(MATERIALS PROVIDED begins)

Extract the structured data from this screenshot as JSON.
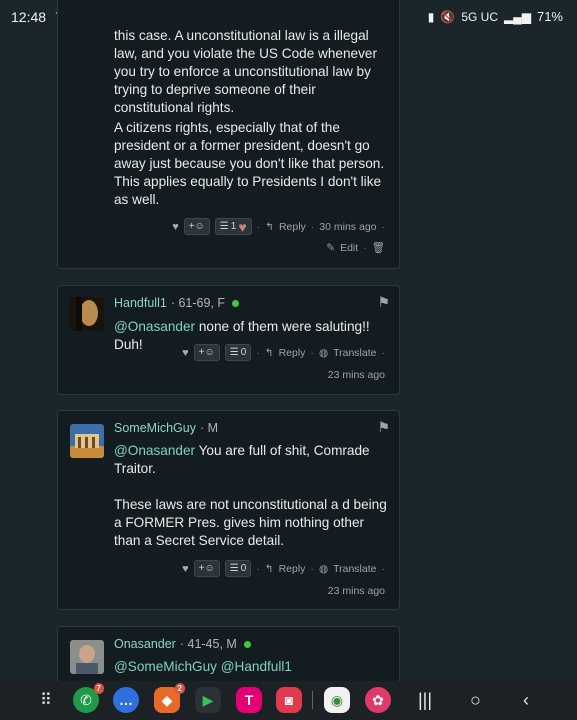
{
  "status_bar": {
    "time": "12:48",
    "network": "5G UC",
    "battery": "71%"
  },
  "comment_top": {
    "paragraph1": "this case. A unconstitutional law is a illegal law, and you violate the US Code whenever you try to enforce a unconstitutional law by trying to deprive someone of their constitutional rights.",
    "paragraph2": "A citizens rights, especially that of the president or a former president, doesn't go away just because you don't like that person. This applies equally to Presidents I don't like as well.",
    "react_label": "+☺",
    "list_count": "1",
    "reply": "Reply",
    "time_ago": "30 mins ago",
    "edit": "Edit"
  },
  "comment_handfull": {
    "username": "Handfull1",
    "user_meta": "· 61-69, F",
    "mention": "@Onasander",
    "text": " none of them were saluting!! Duh!",
    "react_label": "+☺",
    "list_count": "0",
    "reply": "Reply",
    "translate": "Translate",
    "time_ago": "23 mins ago"
  },
  "comment_michguy": {
    "username": "SomeMichGuy",
    "user_meta": "· M",
    "mention": "@Onasander",
    "text1": " You are full of shit, Comrade Traitor.",
    "text2": "These laws are not unconstitutional a d being a FORMER Pres. gives him nothing other than a Secret Service detail.",
    "react_label": "+☺",
    "list_count": "0",
    "reply": "Reply",
    "translate": "Translate",
    "time_ago": "23 mins ago"
  },
  "comment_onasander": {
    "username": "Onasander",
    "user_meta": "· 41-45, M",
    "mention1": "@SomeMichGuy",
    "mention2": "@Handfull1"
  },
  "nav_bar": {
    "phone_badge": "7",
    "brave_badge": "2"
  }
}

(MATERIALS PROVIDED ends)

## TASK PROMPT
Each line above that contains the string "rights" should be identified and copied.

## EXPECTED ANSWER
    "paragraph1": "this case. A unconstitutional law is a illegal law, and you violate the US Code whenever you try to enforce a unconstitutional law by trying to deprive someone of their constitutional rights.",
    "paragraph2": "A citizens rights, especially that of the president or a former president, doesn't go away just because you don't like that person. This applies equally to Presidents I don't like as well.",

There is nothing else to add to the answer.